Background and aims ‘Treat the patient not just the disease’ is guiding principle of holistic health. Malnutrition in children has serious consequences to health as well as economy in the long term. We studied the prevalence and treatment of Malnutrition in children admitted to surgical wards.
Methods Retrospective study of 100 randomly selected medical records out of 980 patients of age <5 yrs. admitted in Surgical wards from 2009–2013. Socio-demographic data, nutritional parameters, clinical profile and nutritional rehabilitation status were audited. Four files were misplaced/active during the study and could not be audited.
Results Most patients were from general surgery ward (63[65.6%]), males (62[64.6%]) and from rural areas (53[55.2%]). Of the 96 records, 7 (7.3%) and 26 (27.1%) have height and weight respectively and these were noted in Pre Anaesthesia Checkup or Dietary Assessment Chart rather than surgeon’s notes except one case. Nutritional status couldn’t be ascertained by the investigators due to insufficient data in 26 (27.1%) cases. In the remaining 70 (72.9%) cases; malnutrition was present in 27 (28.1%) cases (moderate in 16 (16.7%) and severe in 11 (11.5%)). Nutritional Rehabilitation was required in 42 (43.8%) cases but was not advised or provided. No significant association between malnutrition and socio-demographic profile was observed.

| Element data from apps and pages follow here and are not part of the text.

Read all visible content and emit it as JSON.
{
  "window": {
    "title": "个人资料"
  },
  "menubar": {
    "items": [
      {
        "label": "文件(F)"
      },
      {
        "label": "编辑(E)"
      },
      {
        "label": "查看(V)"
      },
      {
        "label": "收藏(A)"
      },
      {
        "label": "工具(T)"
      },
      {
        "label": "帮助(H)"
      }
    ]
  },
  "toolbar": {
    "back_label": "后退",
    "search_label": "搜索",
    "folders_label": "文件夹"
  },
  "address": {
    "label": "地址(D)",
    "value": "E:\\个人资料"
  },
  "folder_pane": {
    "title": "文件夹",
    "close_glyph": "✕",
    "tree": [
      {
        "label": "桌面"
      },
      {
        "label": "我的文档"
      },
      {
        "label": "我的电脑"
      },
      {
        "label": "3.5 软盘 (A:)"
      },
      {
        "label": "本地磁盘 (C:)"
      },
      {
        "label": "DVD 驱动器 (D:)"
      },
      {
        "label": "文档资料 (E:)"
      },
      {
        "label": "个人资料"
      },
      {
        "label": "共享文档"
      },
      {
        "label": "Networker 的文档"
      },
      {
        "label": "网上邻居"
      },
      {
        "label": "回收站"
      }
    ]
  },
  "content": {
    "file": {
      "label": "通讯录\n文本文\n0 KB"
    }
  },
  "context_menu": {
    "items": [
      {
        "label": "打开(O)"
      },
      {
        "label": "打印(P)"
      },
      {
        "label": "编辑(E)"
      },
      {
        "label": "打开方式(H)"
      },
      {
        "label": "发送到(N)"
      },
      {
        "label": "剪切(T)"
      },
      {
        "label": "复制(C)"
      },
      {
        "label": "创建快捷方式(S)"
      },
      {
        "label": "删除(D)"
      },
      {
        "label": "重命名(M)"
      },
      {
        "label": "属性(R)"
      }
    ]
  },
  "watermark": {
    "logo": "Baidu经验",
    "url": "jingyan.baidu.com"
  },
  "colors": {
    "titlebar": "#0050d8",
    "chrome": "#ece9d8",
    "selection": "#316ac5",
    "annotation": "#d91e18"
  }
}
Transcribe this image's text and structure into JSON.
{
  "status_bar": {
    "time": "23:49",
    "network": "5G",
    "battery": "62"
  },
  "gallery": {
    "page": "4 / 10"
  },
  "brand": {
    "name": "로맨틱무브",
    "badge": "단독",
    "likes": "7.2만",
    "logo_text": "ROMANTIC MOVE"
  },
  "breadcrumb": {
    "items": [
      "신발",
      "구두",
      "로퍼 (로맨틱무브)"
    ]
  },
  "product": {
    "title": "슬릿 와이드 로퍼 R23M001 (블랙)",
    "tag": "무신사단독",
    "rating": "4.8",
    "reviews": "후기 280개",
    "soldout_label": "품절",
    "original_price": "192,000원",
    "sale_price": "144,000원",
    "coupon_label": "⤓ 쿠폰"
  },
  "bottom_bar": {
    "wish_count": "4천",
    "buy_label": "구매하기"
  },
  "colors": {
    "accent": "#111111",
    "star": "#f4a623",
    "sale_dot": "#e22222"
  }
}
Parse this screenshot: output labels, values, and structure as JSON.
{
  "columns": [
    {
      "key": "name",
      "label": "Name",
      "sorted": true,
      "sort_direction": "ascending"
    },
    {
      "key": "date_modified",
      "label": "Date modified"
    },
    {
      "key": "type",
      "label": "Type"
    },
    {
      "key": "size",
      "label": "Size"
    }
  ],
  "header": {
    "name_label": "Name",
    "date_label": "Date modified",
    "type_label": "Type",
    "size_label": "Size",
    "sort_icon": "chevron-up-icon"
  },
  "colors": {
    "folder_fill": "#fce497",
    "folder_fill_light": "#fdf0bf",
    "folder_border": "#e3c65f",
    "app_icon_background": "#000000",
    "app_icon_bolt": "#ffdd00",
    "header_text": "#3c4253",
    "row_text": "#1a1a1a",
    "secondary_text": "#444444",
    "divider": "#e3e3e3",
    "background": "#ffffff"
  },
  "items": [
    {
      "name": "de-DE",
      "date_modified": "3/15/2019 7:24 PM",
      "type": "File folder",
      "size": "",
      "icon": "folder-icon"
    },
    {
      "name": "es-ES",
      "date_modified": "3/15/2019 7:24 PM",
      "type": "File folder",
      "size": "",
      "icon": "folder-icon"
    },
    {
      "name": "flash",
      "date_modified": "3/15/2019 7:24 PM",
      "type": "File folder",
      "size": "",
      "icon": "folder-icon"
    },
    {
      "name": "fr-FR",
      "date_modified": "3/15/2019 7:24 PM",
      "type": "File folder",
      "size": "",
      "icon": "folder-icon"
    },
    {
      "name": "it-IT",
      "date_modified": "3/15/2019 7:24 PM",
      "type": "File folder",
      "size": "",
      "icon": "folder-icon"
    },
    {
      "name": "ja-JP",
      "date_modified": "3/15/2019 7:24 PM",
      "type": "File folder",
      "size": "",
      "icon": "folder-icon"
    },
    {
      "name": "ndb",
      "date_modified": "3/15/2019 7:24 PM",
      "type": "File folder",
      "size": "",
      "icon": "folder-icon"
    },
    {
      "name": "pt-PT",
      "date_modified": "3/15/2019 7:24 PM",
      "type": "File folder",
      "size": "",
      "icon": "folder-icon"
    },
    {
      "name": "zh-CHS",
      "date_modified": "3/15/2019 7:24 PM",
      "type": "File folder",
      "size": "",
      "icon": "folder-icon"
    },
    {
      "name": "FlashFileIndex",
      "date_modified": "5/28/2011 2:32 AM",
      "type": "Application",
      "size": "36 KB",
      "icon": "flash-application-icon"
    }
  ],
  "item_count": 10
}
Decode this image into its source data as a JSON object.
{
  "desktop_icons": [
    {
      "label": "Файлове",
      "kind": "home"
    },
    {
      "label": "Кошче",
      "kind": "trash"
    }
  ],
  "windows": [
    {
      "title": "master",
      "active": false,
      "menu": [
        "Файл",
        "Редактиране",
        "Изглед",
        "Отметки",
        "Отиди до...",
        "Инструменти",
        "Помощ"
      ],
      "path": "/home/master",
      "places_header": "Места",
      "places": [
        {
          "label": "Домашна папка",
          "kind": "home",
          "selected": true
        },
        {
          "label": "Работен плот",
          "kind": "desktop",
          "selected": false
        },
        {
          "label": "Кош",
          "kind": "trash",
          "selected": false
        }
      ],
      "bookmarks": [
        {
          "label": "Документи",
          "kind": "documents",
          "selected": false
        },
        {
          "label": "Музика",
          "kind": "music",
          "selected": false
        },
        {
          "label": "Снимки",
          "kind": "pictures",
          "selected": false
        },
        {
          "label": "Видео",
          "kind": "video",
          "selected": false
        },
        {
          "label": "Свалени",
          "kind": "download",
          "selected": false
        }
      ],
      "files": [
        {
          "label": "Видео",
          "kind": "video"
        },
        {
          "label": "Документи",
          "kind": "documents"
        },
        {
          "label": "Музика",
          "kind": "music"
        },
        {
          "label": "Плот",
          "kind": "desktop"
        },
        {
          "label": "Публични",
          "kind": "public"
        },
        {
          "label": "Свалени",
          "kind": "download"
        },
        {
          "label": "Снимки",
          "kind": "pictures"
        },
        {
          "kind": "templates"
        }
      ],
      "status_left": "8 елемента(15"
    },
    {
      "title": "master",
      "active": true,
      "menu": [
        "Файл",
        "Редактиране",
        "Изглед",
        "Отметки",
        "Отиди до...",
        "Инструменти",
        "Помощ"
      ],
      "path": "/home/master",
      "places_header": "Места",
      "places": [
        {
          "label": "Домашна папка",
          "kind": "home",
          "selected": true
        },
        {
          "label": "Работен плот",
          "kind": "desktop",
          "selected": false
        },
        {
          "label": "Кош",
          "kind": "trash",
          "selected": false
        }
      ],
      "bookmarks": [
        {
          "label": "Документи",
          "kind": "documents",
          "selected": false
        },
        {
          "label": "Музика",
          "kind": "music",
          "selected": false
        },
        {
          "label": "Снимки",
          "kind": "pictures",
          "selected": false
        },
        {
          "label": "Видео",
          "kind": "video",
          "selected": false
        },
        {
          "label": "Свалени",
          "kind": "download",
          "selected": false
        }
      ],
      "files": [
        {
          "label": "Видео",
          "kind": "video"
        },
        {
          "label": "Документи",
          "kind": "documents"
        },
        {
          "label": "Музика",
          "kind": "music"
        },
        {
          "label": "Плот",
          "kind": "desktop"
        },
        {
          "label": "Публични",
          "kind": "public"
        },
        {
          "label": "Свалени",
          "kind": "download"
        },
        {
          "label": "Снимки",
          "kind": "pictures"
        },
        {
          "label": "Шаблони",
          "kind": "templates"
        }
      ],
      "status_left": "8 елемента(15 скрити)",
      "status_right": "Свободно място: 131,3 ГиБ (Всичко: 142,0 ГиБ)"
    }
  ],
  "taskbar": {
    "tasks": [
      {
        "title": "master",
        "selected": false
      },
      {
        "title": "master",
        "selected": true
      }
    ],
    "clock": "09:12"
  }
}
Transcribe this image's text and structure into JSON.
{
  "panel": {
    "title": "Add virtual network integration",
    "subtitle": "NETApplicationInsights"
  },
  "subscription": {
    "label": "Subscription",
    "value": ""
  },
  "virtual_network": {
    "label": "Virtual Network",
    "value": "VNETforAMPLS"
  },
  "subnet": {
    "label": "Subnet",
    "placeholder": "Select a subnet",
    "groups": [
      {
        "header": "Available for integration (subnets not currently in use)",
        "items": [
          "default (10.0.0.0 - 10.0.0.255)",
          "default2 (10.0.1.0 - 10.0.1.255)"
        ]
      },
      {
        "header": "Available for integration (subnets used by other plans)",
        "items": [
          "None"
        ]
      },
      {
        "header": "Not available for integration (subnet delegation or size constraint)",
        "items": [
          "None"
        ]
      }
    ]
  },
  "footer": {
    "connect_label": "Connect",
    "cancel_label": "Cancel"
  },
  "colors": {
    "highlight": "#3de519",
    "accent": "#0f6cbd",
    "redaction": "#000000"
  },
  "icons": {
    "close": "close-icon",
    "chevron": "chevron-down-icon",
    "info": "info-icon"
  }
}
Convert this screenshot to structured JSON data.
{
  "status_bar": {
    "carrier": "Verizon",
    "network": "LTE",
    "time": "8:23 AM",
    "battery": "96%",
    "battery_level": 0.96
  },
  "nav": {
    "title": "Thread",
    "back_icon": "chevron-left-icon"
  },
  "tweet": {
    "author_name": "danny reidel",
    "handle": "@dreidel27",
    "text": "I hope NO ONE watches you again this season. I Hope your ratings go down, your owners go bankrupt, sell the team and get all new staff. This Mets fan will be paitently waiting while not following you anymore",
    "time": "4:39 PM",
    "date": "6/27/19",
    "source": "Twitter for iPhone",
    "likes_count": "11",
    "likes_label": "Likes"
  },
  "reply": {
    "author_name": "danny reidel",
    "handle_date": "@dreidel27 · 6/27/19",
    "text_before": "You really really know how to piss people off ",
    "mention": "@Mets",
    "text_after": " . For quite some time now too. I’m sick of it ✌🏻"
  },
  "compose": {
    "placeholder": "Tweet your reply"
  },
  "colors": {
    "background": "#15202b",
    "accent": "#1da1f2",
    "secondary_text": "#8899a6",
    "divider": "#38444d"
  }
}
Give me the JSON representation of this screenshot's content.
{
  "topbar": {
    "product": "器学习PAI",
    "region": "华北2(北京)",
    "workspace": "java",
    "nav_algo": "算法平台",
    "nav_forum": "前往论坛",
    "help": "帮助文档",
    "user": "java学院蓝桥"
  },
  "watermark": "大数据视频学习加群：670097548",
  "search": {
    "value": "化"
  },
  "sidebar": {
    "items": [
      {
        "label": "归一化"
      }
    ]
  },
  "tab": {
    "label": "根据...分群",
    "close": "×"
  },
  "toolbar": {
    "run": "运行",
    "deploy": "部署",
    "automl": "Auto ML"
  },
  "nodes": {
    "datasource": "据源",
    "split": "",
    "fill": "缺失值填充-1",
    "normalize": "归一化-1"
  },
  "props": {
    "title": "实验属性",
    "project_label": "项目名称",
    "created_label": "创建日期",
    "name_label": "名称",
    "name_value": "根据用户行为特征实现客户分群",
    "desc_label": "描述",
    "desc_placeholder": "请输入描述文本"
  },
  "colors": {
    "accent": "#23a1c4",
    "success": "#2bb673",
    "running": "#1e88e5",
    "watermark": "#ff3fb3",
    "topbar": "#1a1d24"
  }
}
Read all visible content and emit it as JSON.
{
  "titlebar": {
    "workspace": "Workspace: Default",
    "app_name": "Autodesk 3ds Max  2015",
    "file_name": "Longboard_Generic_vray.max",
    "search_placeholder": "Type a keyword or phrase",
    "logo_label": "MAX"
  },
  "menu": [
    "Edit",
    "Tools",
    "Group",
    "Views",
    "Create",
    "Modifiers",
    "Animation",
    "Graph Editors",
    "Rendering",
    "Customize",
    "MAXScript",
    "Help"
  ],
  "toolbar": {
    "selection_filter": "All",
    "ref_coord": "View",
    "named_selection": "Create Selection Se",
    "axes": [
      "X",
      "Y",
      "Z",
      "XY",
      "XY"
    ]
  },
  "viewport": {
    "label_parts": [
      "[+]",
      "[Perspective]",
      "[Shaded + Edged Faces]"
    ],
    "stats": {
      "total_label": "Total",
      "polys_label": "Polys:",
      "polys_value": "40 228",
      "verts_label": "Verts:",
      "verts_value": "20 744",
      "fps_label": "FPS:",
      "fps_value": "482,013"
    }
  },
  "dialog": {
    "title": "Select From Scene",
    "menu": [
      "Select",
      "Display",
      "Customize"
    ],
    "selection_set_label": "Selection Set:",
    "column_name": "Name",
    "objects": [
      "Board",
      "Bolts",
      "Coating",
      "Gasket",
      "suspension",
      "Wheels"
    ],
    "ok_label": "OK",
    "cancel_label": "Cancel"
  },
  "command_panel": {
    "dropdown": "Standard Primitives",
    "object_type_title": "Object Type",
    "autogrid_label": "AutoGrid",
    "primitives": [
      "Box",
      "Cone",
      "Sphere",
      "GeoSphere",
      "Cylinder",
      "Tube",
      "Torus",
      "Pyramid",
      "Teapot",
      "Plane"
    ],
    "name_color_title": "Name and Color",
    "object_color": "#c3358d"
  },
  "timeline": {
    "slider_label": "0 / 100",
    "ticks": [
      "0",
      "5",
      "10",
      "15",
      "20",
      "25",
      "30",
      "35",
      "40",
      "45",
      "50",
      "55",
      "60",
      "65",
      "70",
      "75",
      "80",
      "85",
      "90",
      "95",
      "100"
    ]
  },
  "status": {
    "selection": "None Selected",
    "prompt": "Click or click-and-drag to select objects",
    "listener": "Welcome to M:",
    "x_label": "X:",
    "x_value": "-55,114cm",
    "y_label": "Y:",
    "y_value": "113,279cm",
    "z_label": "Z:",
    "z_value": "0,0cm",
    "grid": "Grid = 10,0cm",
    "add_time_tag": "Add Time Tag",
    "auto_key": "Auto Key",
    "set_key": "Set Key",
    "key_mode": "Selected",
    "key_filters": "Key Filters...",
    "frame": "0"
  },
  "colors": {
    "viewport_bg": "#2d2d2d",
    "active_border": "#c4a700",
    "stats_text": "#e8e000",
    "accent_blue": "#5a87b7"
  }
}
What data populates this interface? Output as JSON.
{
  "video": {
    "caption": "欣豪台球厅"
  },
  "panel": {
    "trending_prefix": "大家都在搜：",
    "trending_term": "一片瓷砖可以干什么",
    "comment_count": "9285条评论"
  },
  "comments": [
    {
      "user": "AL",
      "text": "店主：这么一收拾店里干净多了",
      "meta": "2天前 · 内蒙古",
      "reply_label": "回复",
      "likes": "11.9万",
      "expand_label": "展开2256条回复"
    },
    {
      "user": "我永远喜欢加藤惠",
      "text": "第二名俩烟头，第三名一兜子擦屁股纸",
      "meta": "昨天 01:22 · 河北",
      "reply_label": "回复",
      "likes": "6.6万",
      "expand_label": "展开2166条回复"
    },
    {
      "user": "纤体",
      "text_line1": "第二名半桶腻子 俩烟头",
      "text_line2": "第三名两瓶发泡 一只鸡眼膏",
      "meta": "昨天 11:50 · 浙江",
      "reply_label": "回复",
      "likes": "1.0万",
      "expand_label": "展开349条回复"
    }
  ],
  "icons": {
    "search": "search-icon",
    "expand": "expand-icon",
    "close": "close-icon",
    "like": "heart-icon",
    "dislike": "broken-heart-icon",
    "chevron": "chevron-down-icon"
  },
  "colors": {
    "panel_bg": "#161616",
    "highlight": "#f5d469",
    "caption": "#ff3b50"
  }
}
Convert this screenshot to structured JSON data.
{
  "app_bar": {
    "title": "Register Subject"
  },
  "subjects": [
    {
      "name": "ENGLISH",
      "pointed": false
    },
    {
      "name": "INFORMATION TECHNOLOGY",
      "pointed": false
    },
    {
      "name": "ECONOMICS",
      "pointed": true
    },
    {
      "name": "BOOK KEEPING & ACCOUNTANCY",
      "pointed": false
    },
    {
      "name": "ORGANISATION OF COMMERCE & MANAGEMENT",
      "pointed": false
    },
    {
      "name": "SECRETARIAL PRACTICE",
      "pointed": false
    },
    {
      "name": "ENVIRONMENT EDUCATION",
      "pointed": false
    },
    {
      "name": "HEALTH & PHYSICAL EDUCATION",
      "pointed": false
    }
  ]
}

Conclusion The study indicates gender preference in health seeking and also points toward missed opportunities of diagnosis and rehabilitation of malnutrition in children admitted to surgical departments. Checklists to screen for malnutrition and rehabilitative management can improve the holistic management that will help reduce the malnutrition burden.